> **To do**
The reply should consist of the entire listing, word for word.

> **Source data**
#####

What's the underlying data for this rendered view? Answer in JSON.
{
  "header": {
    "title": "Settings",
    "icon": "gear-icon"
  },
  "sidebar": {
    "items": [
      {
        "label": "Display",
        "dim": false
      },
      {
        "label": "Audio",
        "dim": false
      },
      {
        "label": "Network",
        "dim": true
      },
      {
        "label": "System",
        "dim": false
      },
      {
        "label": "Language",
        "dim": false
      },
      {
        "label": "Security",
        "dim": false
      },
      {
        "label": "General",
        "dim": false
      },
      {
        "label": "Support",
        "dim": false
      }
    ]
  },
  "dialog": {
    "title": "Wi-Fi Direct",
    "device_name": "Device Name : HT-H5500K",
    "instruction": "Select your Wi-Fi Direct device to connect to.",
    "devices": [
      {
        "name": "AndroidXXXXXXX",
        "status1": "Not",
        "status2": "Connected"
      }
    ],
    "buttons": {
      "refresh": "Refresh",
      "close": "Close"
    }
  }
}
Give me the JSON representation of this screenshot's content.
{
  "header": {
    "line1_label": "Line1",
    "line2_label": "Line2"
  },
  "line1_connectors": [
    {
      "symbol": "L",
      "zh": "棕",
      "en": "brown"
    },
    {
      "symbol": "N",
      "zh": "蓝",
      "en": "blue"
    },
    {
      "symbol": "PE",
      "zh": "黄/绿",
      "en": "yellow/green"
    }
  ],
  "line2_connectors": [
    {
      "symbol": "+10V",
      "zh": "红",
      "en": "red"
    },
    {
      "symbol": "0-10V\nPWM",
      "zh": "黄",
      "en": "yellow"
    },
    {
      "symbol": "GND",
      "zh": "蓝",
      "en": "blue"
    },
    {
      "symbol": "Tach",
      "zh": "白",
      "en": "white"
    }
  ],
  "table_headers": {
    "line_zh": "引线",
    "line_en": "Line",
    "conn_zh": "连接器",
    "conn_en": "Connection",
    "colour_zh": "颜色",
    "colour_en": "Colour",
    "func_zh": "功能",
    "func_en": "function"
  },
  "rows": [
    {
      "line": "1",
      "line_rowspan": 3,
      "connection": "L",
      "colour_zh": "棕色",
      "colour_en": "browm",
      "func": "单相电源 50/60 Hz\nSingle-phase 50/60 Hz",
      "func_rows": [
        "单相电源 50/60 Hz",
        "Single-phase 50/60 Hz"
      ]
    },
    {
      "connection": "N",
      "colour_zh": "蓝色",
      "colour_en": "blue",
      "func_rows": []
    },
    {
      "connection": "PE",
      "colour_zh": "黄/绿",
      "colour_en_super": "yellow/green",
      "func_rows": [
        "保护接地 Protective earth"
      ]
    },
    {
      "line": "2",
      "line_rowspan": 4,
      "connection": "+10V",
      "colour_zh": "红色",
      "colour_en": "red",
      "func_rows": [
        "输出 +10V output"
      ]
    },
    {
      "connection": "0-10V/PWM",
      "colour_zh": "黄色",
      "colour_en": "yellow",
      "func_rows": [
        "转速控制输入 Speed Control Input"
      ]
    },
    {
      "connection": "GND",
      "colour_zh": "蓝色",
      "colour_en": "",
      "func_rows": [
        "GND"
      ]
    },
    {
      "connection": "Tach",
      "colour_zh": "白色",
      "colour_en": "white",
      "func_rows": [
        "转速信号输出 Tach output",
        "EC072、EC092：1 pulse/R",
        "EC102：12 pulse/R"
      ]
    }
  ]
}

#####

> **Written solution**
What's the underlying data for this rendered view? Answer in JSON.
{
  "header": {
    "title": "Settings",
    "icon": "gear-icon"
  },
  "sidebar": {
    "items": [
      {
        "label": "Display",
        "dim": false
      },
      {
        "label": "Audio",
        "dim": false
      },
      {
        "label": "Network",
        "dim": true
      },
      {
        "label": "System",
        "dim": false
      },
      {
        "label": "Language",
        "dim": false
      },
      {
        "label": "Security",
        "dim": false
      },
      {
        "label": "General",
        "dim": false
      },
      {
        "label": "Support",
        "dim": false
      }
    ]
  },
  "dialog": {
    "title": "Wi-Fi Direct",
    "device_name": "Device Name : HT-H5500K",
    "instruction": "Select your Wi-Fi Direct device to connect to.",
    "devices": [
      {
        "name": "AndroidXXXXXXX",
        "status1": "Not",
        "status2": "Connected"
      }
    ],
    "buttons": {
      "refresh": "Refresh",
      "close": "Close"
    }
  }
}
Give me the JSON representation of this screenshot's content.
{
  "header": {
    "line1_label": "Line1",
    "line2_label": "Line2"
  },
  "line1_connectors": [
    {
      "symbol": "L",
      "zh": "棕",
      "en": "brown"
    },
    {
      "symbol": "N",
      "zh": "蓝",
      "en": "blue"
    },
    {
      "symbol": "PE",
      "zh": "黄/绿",
      "en": "yellow/green"
    }
  ],
  "line2_connectors": [
    {
      "symbol": "+10V",
      "zh": "红",
      "en": "red"
    },
    {
      "symbol": "0-10V\nPWM",
      "zh": "黄",
      "en": "yellow"
    },
    {
      "symbol": "GND",
      "zh": "蓝",
      "en": "blue"
    },
    {
      "symbol": "Tach",
      "zh": "白",
      "en": "white"
    }
  ],
  "table_headers": {
    "line_zh": "引线",
    "line_en": "Line",
    "conn_zh": "连接器",
    "conn_en": "Connection",
    "colour_zh": "颜色",
    "colour_en": "Colour",
    "func_zh": "功能",
    "func_en": "function"
  },
  "rows": [
    {
      "line": "1",
      "line_rowspan": 3,
      "connection": "L",
      "colour_zh": "棕色",
      "colour_en": "browm",
      "func": "单相电源 50/60 Hz\nSingle-phase 50/60 Hz",
      "func_rows": [
        "单相电源 50/60 Hz",
        "Single-phase 50/60 Hz"
      ]
    },
    {
      "connection": "N",
      "colour_zh": "蓝色",
      "colour_en": "blue",
      "func_rows": []
    },
    {
      "connection": "PE",
      "colour_zh": "黄/绿",
      "colour_en_super": "yellow/green",
      "func_rows": [
        "保护接地 Protective earth"
      ]
    },
    {
      "line": "2",
      "line_rowspan": 4,
      "connection": "+10V",
      "colour_zh": "红色",
      "colour_en": "red",
      "func_rows": [
        "输出 +10V output"
      ]
    },
    {
      "connection": "0-10V/PWM",
      "colour_zh": "黄色",
      "colour_en": "yellow",
      "func_rows": [
        "转速控制输入 Speed Control Input"
      ]
    },
    {
      "connection": "GND",
      "colour_zh": "蓝色",
      "colour_en": "",
      "func_rows": [
        "GND"
      ]
    },
    {
      "connection": "Tach",
      "colour_zh": "白色",
      "colour_en": "white",
      "func_rows": [
        "转速信号输出 Tach output",
        "EC072、EC092：1 pulse/R",
        "EC102：12 pulse/R"
      ]
    }
  ]
}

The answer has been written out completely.